Work instruction: Across the whole listing, copy out every line that includes the string "data".

++++++++

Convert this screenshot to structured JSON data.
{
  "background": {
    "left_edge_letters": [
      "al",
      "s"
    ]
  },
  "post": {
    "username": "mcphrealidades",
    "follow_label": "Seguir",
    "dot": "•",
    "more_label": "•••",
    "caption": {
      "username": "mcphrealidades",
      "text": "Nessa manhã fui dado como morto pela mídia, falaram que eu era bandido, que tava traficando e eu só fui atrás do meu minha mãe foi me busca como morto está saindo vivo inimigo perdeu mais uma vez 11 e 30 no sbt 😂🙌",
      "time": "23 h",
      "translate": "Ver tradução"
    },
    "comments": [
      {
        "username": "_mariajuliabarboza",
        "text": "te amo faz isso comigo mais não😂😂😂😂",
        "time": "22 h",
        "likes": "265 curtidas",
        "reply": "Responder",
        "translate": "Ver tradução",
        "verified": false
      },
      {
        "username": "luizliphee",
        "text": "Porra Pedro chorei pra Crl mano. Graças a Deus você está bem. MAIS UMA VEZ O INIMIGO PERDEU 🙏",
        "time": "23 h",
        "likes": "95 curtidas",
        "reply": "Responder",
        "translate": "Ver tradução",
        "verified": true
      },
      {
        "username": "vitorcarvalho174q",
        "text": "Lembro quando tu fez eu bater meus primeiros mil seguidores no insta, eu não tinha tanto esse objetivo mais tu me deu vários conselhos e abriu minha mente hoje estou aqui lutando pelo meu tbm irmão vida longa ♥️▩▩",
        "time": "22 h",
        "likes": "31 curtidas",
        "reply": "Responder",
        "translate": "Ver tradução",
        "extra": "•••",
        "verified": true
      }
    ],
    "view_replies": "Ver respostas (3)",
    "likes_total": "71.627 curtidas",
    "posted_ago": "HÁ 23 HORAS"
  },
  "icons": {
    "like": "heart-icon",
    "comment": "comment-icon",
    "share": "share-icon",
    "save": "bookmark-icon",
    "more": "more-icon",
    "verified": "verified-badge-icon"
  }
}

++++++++

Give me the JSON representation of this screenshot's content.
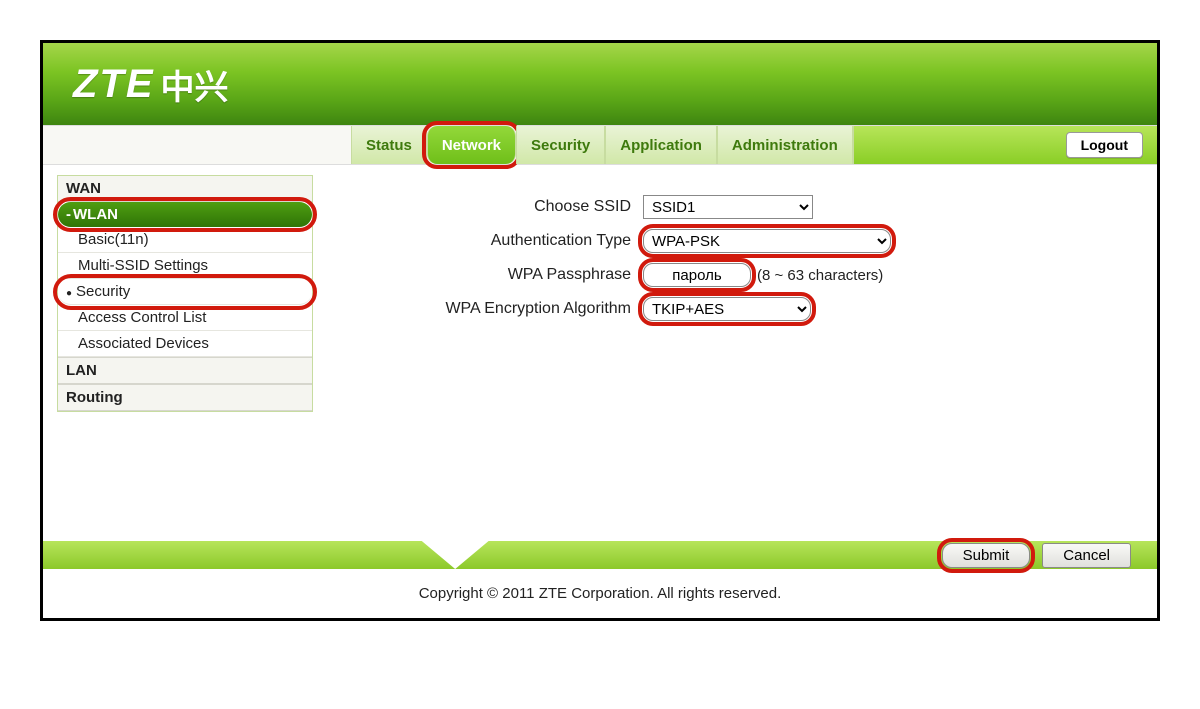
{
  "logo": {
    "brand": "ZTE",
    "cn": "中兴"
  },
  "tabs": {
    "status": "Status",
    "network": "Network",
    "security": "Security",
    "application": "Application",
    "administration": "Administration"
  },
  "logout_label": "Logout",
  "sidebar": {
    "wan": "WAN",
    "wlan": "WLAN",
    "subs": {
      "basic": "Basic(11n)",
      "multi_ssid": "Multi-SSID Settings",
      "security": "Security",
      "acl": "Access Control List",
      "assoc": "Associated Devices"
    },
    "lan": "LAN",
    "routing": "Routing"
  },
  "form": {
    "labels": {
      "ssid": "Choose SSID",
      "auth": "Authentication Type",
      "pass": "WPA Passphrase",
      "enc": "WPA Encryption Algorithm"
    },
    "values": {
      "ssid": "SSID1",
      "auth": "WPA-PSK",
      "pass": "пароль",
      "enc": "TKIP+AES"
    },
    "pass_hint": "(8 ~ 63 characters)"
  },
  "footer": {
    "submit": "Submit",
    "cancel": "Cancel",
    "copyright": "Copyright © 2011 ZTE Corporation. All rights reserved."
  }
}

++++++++

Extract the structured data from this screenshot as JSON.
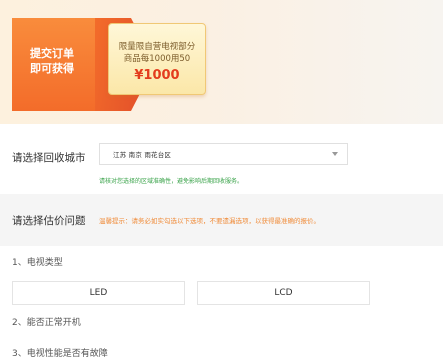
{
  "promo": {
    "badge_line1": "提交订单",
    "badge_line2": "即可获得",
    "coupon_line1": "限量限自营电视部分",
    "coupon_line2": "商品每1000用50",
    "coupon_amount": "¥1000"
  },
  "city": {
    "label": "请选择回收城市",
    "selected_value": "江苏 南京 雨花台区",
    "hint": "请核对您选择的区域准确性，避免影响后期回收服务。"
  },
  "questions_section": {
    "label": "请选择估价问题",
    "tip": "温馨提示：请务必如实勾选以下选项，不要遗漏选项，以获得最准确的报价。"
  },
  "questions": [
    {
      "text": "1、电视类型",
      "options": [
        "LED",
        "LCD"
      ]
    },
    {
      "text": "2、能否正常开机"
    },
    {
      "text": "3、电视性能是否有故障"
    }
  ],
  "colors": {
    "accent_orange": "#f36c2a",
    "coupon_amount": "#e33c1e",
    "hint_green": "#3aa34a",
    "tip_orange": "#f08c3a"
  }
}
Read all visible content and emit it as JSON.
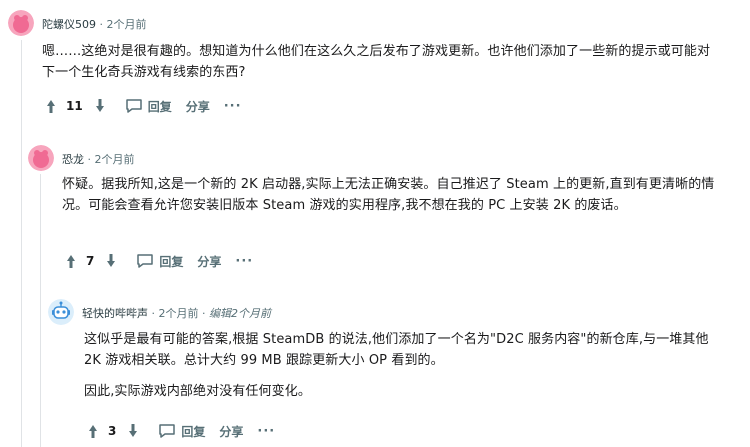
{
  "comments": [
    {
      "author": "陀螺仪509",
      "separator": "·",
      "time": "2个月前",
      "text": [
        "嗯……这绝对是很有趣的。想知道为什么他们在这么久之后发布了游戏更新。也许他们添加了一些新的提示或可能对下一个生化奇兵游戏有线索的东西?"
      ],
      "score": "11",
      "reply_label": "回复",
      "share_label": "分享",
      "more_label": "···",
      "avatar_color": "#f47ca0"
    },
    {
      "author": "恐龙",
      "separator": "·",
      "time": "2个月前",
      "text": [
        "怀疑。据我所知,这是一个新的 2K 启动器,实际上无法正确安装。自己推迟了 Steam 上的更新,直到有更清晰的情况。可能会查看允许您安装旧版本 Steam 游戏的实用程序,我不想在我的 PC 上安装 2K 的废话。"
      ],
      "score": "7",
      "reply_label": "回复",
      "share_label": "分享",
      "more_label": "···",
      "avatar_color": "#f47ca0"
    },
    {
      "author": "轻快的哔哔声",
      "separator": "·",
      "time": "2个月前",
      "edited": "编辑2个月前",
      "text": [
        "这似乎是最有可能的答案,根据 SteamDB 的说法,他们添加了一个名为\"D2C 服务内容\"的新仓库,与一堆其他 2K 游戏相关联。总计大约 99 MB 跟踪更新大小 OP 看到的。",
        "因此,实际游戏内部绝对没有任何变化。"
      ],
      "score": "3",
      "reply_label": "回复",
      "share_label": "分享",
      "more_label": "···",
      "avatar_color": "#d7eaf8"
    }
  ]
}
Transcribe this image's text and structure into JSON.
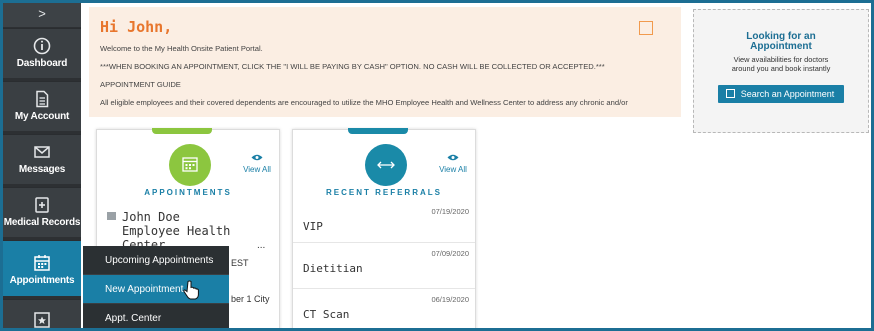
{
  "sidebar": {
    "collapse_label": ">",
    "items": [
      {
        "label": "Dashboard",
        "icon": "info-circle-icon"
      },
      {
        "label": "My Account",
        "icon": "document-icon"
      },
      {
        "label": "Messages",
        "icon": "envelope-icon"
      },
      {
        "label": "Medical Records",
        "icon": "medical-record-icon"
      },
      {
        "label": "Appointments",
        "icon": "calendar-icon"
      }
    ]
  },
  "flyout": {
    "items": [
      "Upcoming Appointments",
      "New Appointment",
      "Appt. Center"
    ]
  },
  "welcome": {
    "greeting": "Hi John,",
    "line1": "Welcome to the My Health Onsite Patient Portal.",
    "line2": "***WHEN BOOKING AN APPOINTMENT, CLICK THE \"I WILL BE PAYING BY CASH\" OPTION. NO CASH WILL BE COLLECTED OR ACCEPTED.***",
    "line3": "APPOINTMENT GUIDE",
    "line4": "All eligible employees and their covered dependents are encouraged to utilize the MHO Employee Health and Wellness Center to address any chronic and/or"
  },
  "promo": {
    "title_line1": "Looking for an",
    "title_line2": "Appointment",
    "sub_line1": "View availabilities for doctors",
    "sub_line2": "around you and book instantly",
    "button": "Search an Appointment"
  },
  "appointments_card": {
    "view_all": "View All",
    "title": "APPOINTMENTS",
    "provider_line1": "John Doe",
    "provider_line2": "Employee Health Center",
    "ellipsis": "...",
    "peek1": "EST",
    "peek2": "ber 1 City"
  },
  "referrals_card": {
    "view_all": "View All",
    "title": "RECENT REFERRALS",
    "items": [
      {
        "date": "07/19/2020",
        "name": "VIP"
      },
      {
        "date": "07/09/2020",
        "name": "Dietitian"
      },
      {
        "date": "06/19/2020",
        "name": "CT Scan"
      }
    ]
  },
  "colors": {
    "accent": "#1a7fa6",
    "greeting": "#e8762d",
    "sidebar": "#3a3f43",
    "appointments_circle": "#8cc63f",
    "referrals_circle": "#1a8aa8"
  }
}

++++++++

Response area:
Convert this screenshot to structured JSON data.
Extract the structured data from this screenshot as JSON.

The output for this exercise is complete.